software, but the license involved in that case is an End User
License Agreement (EULA), not a source license delivering extensive
liberties. When we compare like-for-like, we discover open source
software has no such issues. End-users do not need to have a
license management server, do not need to hold audits, do not need
to fear BSA raids. Open source is so much easier!
"But it's easy to forget that. The New York Times recently
featured the activities of the GPL enforcement community.

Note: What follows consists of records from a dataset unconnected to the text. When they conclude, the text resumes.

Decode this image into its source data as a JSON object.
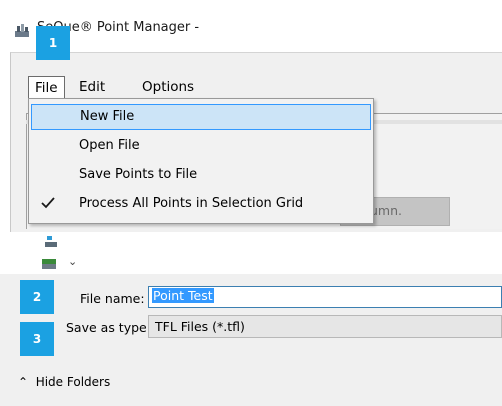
{
  "window": {
    "title": "SeQue® Point Manager -"
  },
  "menubar": {
    "file": "File",
    "edit": "Edit",
    "options": "Options"
  },
  "file_menu": {
    "items": [
      {
        "label": "New File",
        "highlighted": true
      },
      {
        "label": "Open File"
      },
      {
        "label": "Save Points to File"
      },
      {
        "label": "Process All Points in Selection Grid",
        "checked": true
      }
    ]
  },
  "background": {
    "obscured_text": "column."
  },
  "save_dialog": {
    "file_name_label": "File name:",
    "file_name_value": "Point Test",
    "save_as_type_label": "Save as type:",
    "save_as_type_value": "TFL Files (*.tfl)",
    "hide_folders_label": "Hide Folders"
  },
  "badges": [
    "1",
    "2",
    "3"
  ],
  "colors": {
    "badge": "#1ba1e2",
    "highlight": "#cce4f7",
    "selection": "#3399ff"
  }
}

While
there's a part of me that's pleased there are people doing this,
I'm concerned that their well-intentioned actions - and those
elsewhere, such as the Linux Foundation's compliance programme -

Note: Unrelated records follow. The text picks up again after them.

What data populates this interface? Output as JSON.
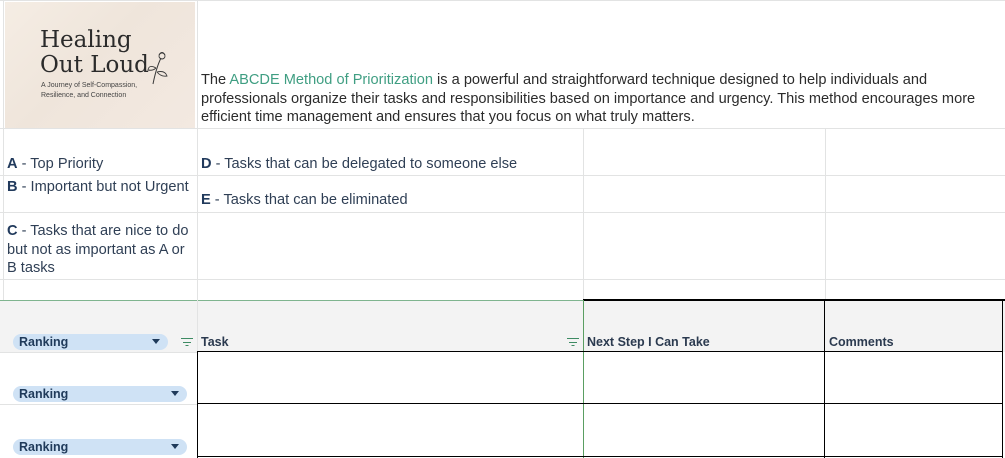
{
  "logo": {
    "title_line1": "Healing",
    "title_line2": "Out Loud",
    "subtitle_line1": "A Journey of Self-Compassion,",
    "subtitle_line2": "Resilience, and Connection"
  },
  "intro": {
    "prefix": "The ",
    "method_name": "ABCDE Method of Prioritization",
    "rest": " is a powerful and straightforward technique designed to help individuals and professionals organize their tasks and responsibilities based on importance and urgency. This method encourages more efficient time management and ensures that you focus on what truly matters."
  },
  "legend": {
    "a_letter": "A",
    "a_text": " - Top Priority",
    "b_letter": "B",
    "b_text": " - Important but not Urgent",
    "c_letter": "C",
    "c_text": " - Tasks that are nice to do but not as important as A or B tasks",
    "d_letter": "D",
    "d_text": " - Tasks that can be delegated to someone else",
    "e_letter": "E",
    "e_text": " - Tasks that can be eliminated"
  },
  "table": {
    "headers": {
      "ranking": "Ranking",
      "task": "Task",
      "next_step": "Next Step I Can Take",
      "comments": "Comments"
    },
    "rows": [
      {
        "ranking": "Ranking",
        "task": "",
        "next_step": "",
        "comments": ""
      },
      {
        "ranking": "Ranking",
        "task": "",
        "next_step": "",
        "comments": ""
      }
    ]
  },
  "colors": {
    "accent": "#3f9e82",
    "chip": "#cfe2f5",
    "filter": "#3d8b63"
  }
}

are the focus of public understanding about open source software.
Of the many attributes of software freedom that could move to
front-of-mind, it strikes me that the minimal license compliance
burdens for open source software are actually a comparative
strength and having them presented as a feature applies a "frame"
that serves only the detractors of software freedom."